Director of photographic exhibitions for New York's Museum of Modern Art, Szarkowski in this companion volume to a show traveling nationwide celebrates a camera artist whose pictures for decades elevated the mundane in American life to a distinctive, almost ethereal stature. Random-looking, even disorderly at times, Winogrand's images, his humanistic "figments" of reality, catch the eye in a detached, virtually trance-like mood: a blonde female flight attendant carrying a black child; a couple in a tentative sidewalk embrace seen over the shoulder of a distressed pedestrian; a Maine family trio inexplicably sad and perhaps angry; and the cover shot, a diapered toddler emerging from a dark garage interior toward an over-turned kiddie car in a brooding desert scene. Winogrand (1928-1984), in an era of ferment for artistic photography, produced as many as a half-million film images, many of which are published here for the first time.
Copyright 1988 Reed Business Information, Inc.
From Library Journal
In a manner variously described as manic, compulsive, and voyeuristic, Garry Winogrand produced hundreds of thousands of black-and-white snapshots, street photographs of ordinary people and situations rich in gesture and body language. Szarkowski, director of MOMA's photography department, cultivated Winogrand and, after his death in 1984, was left with the task of editing 6500 rolls of unprinted (and 2500 rolls of undeveloped) 35mm negatives (about 300,000 unedited images altogether). Nine... read more
Back in Print
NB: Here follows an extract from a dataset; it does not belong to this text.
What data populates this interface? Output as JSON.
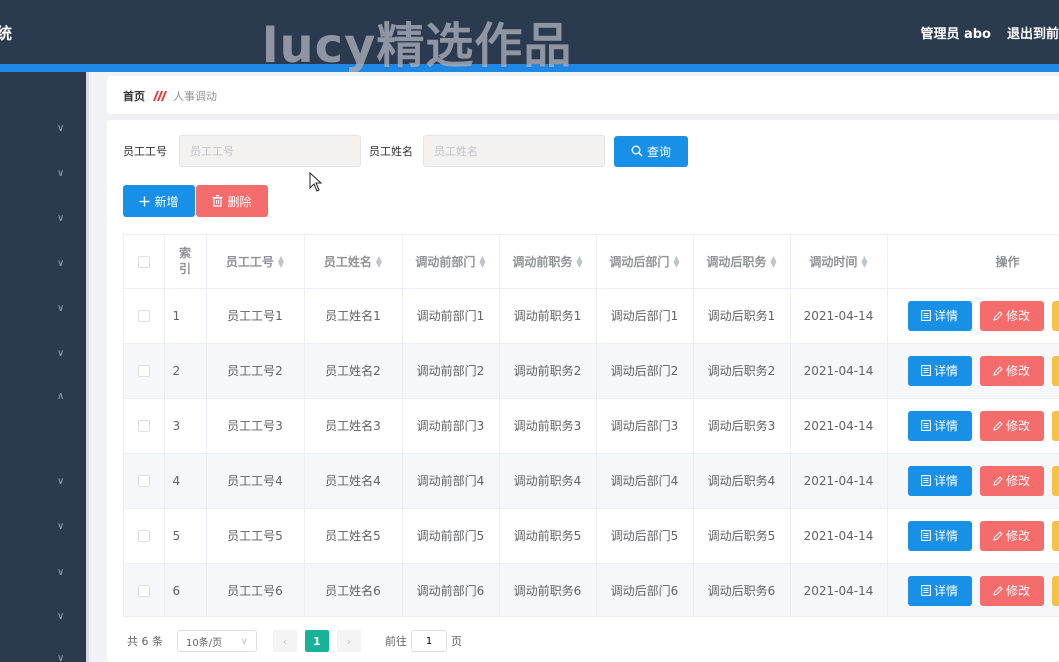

The first comprehensive overview of the work of Garry Winogrand, long out of print and difficult to come by, contains an eloquent and important essay on the life and work of the photographer by John Szarkowski and a lavish plate section presenting the photographs thematically. Grouped under the following titles-- Eisenhower Years, The Street, Women, The Zoo, On the Road, The Sixties, Etc, The Fort Worth Fat Stock Show and Rodeo, Airport, and Unfinished Work-- many of the 179 plates are works that had never before been published. The last section includes 25 pictures chosen from the enormous body of work that Winogrand left unedited at the time of his death in 1984.
In his essay, Szarkowski, who knew the photographer well during most of his career, describes the development of Winogrand's pictorial strategies during his years as a photojournalist, the increasing complexity of his motifs as he pursued more personal goals, and the challenge posed for other photographers by the powerful and distinctive authority of Winogrand's best work, "with its manic sense of a life balanced somewhere between animal high spirits and an apprehension of moral disaster." To this viewer [Winogrand] seems, in fact, the central photographer of his generation. --John Szarkowski
Essay by John Szarkowski.
Hardcover, 11 x 10.25 in., 260 pages, 208 duotone illustrations --This text refers to the Hardcover edition.